Digital programme gives Syrian refugees access to HE
The Partnership for Digital Learning and Increased Access (PADILEIA) programme is funded as part of an UK aid funded initiative, including FutureLearn, with the aim of reaching 6,000 refugee learners and a couple of thousand more Jordanian and Lebanese students during the course of the five-year programme.
Speaking at a session on “Higher Education and the Syrian Crisis: Why digital learning shows promise” at the World Access to Higher Education Day conference at Aston University, the project’s senior strategy manager, Daniel Jones, said the project had already supported 1,500 students in the region.
“The majority have been on short online courses and include students inside Syria where we don’t actually operate, but borders don’t matter so much when your support is online,” said Jones, who is part of the Sanctuary Programme at King’s – a collective response to the refugee crisis in general, not just Syria, by the London-based university.
In its first 18 months, it has also helped 26 foundation course students with scholarships and provided micro-credentials in relevant fields, augmented by student support services and affordable pathways into locally delivered formal academic qualification.
The partners in PADILEIA are Al al-Bayt University in Jordan, American University of Beirut, FutureLearn, King’s College London and Kiron Open Higher Education, based in Berlin.
Funding has come from the UK’s Department for International Development’s £45 million SPHEIR programme, which is managed by a consortium led by the British Council in association with PwC and Universities UK International.
Jones said: “Globally there are about 65 million people displaced. That’s about 1% of the global population and only 1% of refugees gain access to higher education compared with about 36% worldwide.
“More than any other form of education, higher education advances the refugee’s ability to make strategic choices about their lives and provides opportunities for them to contribute not only to solutions to the conflict or crisis they might find themselves in – but also to the relief and recovery of the country they have been displaced from after the conflict has subsided.”
Jones told University World News: “We have been in operation for 18 months and it has been incredibly challenging. Before the Syrian crisis about a fifth of students had access to higher education inside Syria. That number is between 1% and 5% of the Syrian youth who are displaced. The conflict has had quite a catastrophic impact on the higher education system.”

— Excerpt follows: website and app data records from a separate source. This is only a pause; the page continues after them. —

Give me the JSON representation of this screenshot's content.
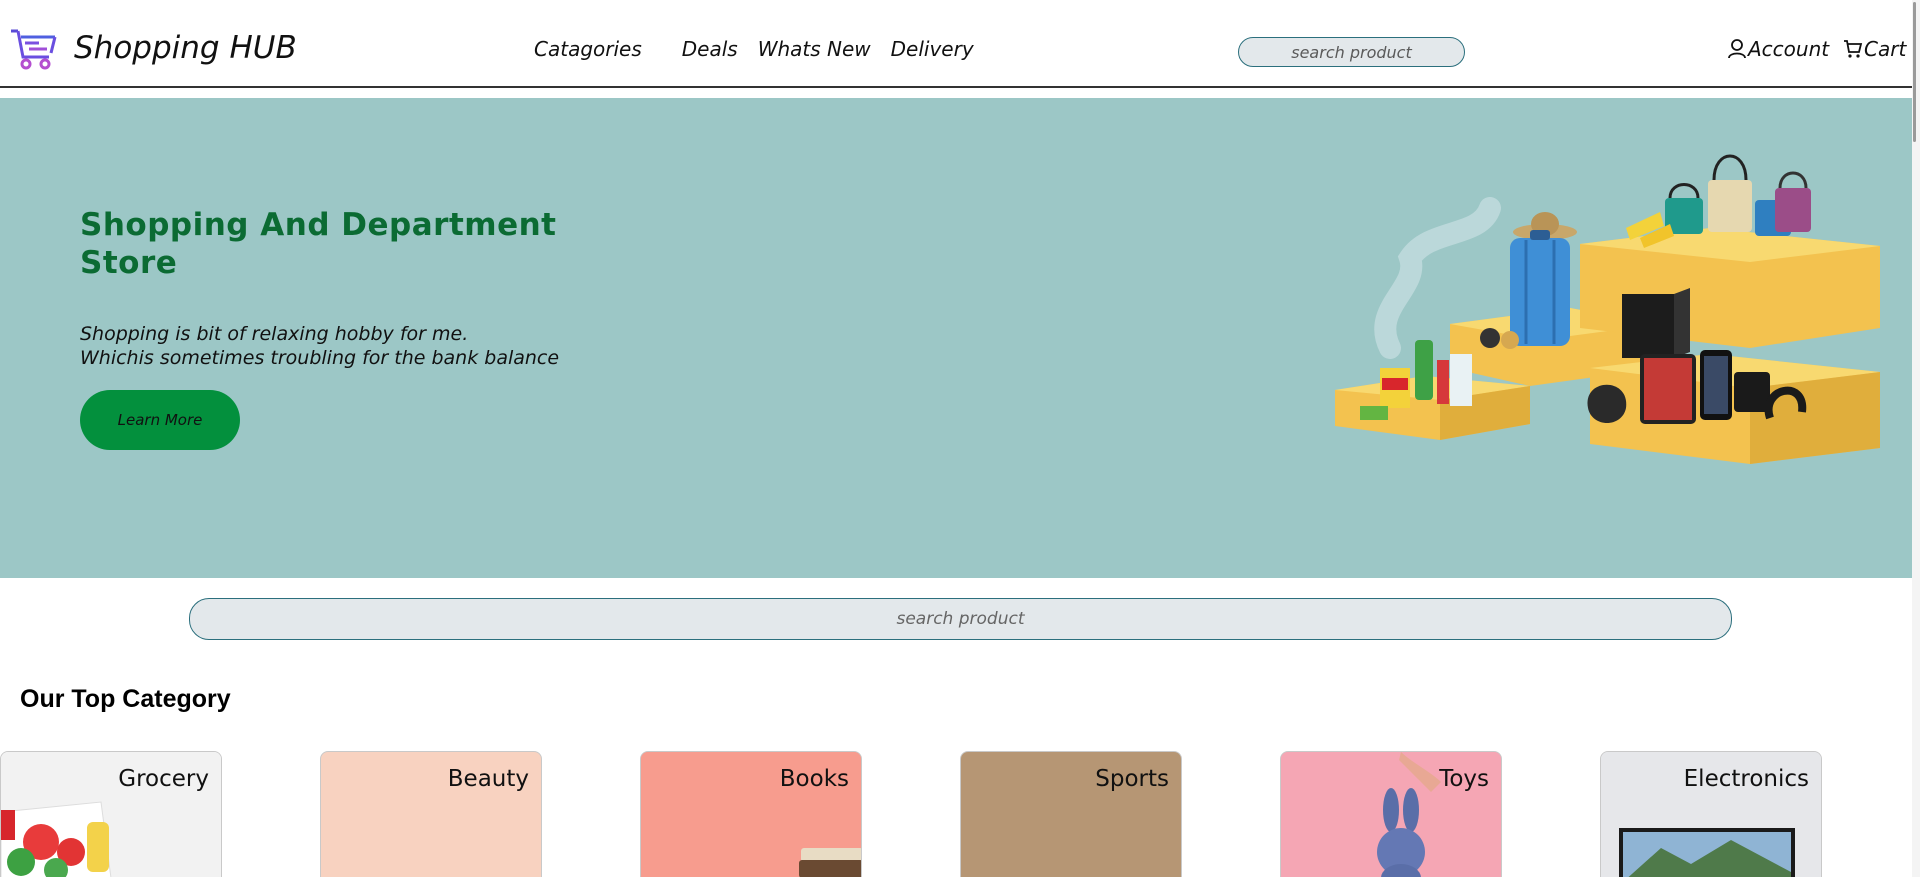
{
  "header": {
    "brand": "Shopping HUB",
    "logo_icon": "shopping-cart-logo-icon",
    "nav": [
      "Catagories",
      "Deals",
      "Whats New",
      "Delivery"
    ],
    "search_placeholder": "search product",
    "account_label": "Account",
    "cart_label": "Cart"
  },
  "hero": {
    "title": "Shopping And Department Store",
    "line1": "Shopping is bit of relaxing hobby for me.",
    "line2": "Whichis sometimes troubling for the bank balance",
    "button_label": "Learn More",
    "background_color": "#9cc7c6",
    "title_color": "#0b6b33",
    "button_color": "#03903d"
  },
  "search": {
    "placeholder": "search product"
  },
  "categories": {
    "title": "Our Top Category",
    "items": [
      {
        "label": "Grocery",
        "color": "#f2f2f2"
      },
      {
        "label": "Beauty",
        "color": "#f8d2c0"
      },
      {
        "label": "Books",
        "color": "#f79c8e"
      },
      {
        "label": "Sports",
        "color": "#b69674"
      },
      {
        "label": "Toys",
        "color": "#f5a6b4"
      },
      {
        "label": "Electronics",
        "color": "#e6e7ea"
      }
    ]
  }
}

He said normally a lot of aid funding gets channelled into primary and secondary education.
“It is only when something drags out that any focus is given to higher education. So any higher education access initiative like PADILEIA sit at the end of a cumulative set of disadvantages and that makes it really difficult to design the programme.”
The PADILEIA approach is based around digital learning for a variety of reasons, he explained.

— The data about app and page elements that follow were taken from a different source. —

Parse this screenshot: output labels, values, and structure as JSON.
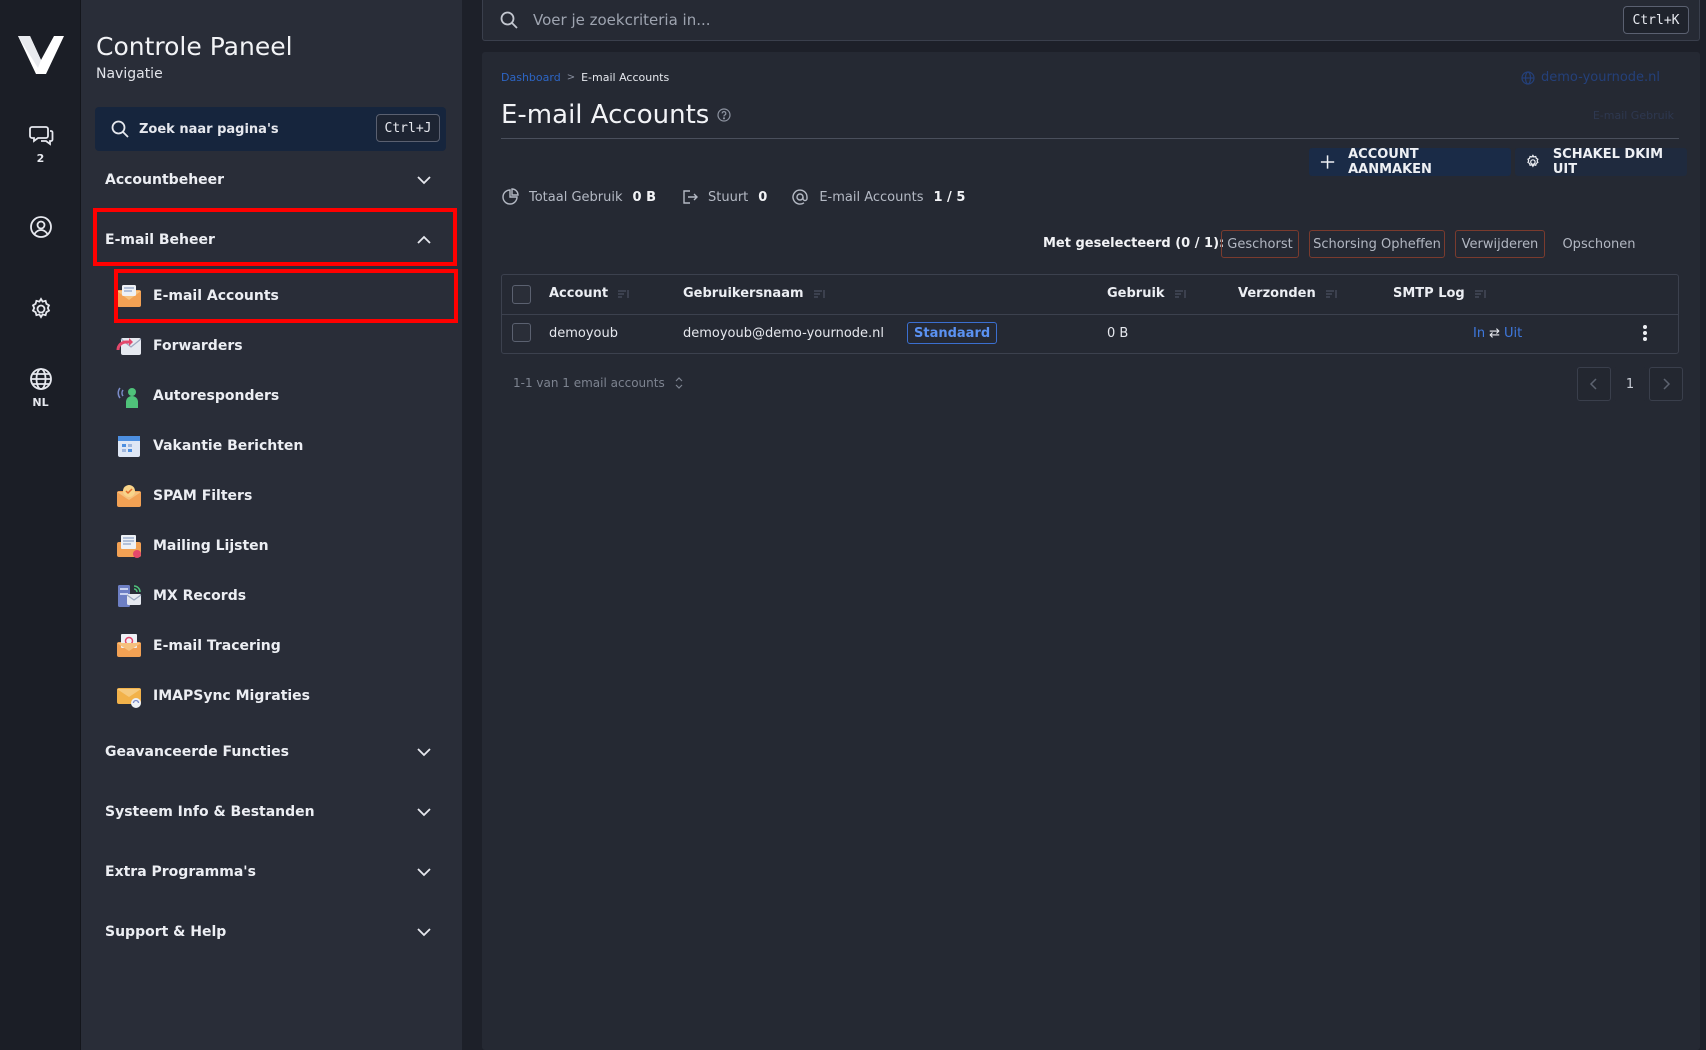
{
  "rail": {
    "chat_badge": "2",
    "language": "NL"
  },
  "sidebar": {
    "title": "Controle Paneel",
    "subtitle": "Navigatie",
    "search_label": "Zoek naar pagina's",
    "search_shortcut": "Ctrl+J",
    "sections": {
      "accountbeheer": "Accountbeheer",
      "email_beheer": "E-mail Beheer",
      "geavanceerde": "Geavanceerde Functies",
      "systeem": "Systeem Info & Bestanden",
      "extra": "Extra Programma's",
      "support": "Support & Help"
    },
    "email_items": [
      {
        "label": "E-mail Accounts",
        "icon": "email-accounts-icon"
      },
      {
        "label": "Forwarders",
        "icon": "forwarders-icon"
      },
      {
        "label": "Autoresponders",
        "icon": "autoresponders-icon"
      },
      {
        "label": "Vakantie Berichten",
        "icon": "vacation-messages-icon"
      },
      {
        "label": "SPAM Filters",
        "icon": "spam-filters-icon"
      },
      {
        "label": "Mailing Lijsten",
        "icon": "mailing-lists-icon"
      },
      {
        "label": "MX Records",
        "icon": "mx-records-icon"
      },
      {
        "label": "E-mail Tracering",
        "icon": "email-tracing-icon"
      },
      {
        "label": "IMAPSync Migraties",
        "icon": "imapsync-icon"
      }
    ]
  },
  "topsearch": {
    "placeholder": "Voer je zoekcriteria in...",
    "shortcut": "Ctrl+K"
  },
  "main": {
    "breadcrumb": [
      "Dashboard",
      "E-mail Accounts"
    ],
    "domain": "demo-yournode.nl",
    "faded_link": "E-mail Gebruik",
    "title": "E-mail Accounts",
    "buttons": {
      "create": "ACCOUNT AANMAKEN",
      "dkim": "SCHAKEL DKIM UIT"
    },
    "stats": {
      "usage_label": "Totaal Gebruik",
      "usage_value": "0 B",
      "sends_label": "Stuurt",
      "sends_value": "0",
      "accounts_label": "E-mail Accounts",
      "accounts_value": "1 / 5"
    },
    "bulk": {
      "label": "Met geselecteerd (0 / 1):",
      "suspend": "Geschorst",
      "unsuspend": "Schorsing Opheffen",
      "delete": "Verwijderen",
      "clean": "Opschonen"
    },
    "table": {
      "columns": [
        "Account",
        "Gebruikersnaam",
        "Gebruik",
        "Verzonden",
        "SMTP Log"
      ],
      "rows": [
        {
          "account": "demoyoub",
          "username": "demoyoub@demo-yournode.nl",
          "badge": "Standaard",
          "usage": "0 B",
          "sent": "",
          "smtp_in": "In",
          "smtp_arrow": "⇄",
          "smtp_out": "Uit"
        }
      ]
    },
    "footer": {
      "info": "1-1 van 1 email accounts",
      "page": "1"
    }
  },
  "colors": {
    "highlight": "#ff0000",
    "accent": "#3e78de",
    "primary_button": "#1a2b47"
  }
}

“It has a reach and scalability that isn’t available to offline programmes and allows us to explore new methods of pedagogy and tailored support. We are designing a new teaching and learning portfolio for the target student. The key ingredient in situations like this is cross-institutional collaboration.
“At one end, we offer short courses, mainly online but with structured support offline. At the other end of the spectrum we have foundation courses, a format that lots of people are familiar with in a widening participation context. This approach allows us to have sustained engagement with specific cohorts of students.”
There is a great appetite for digital learning among Jordanian and Lebanese higher education institutions, not just for increasing access, explained Jones. “But the legislation environment, and the higher education legislation in particular, isn’t necessarily fully conducive at this moment for some forms of digital learning.”
He told University World News: “Our students are time-poor, contrary to most expectations about students in a refugee context. No one is sitting around doing nothing. Everyone is stitching livelihoods in the best way they can. So flexibility is really key to that access.”
Particularly in the Syrian context all the primary and secondary education is in Arabic. The higher education system in Lebanon is in English and a bit in French. So, language is a huge barrier for Syrian students accessing higher education, Jones said.
“It is also a barrier to disadvantaged Jordanian and Lebanese youth. So we went about this by launching open access digital content with FutureLearn, based around English for the situations that the students find themselves in.
“Our content is tailored and we offer tailored support through WhatsApp because everyone uses WhatsApp.”
Most of the learning offered is suitable if students only have access to mobile phones, but the programme is working with NGOs to try to provide study space for the refugees.
* The conference also heard that the European Union’s Erasmus+ programme is developing a tool kit for the five top sending countries of refugees from conflict zones – Syria, Iraq, Eritrea, Afghanistan and Libya. Julie Anderson from the European Commission said: “This tool box will help recognition authorities throughout Europe learn about the qualifications and recognise them and cut down delays preventing people from getting into higher education.”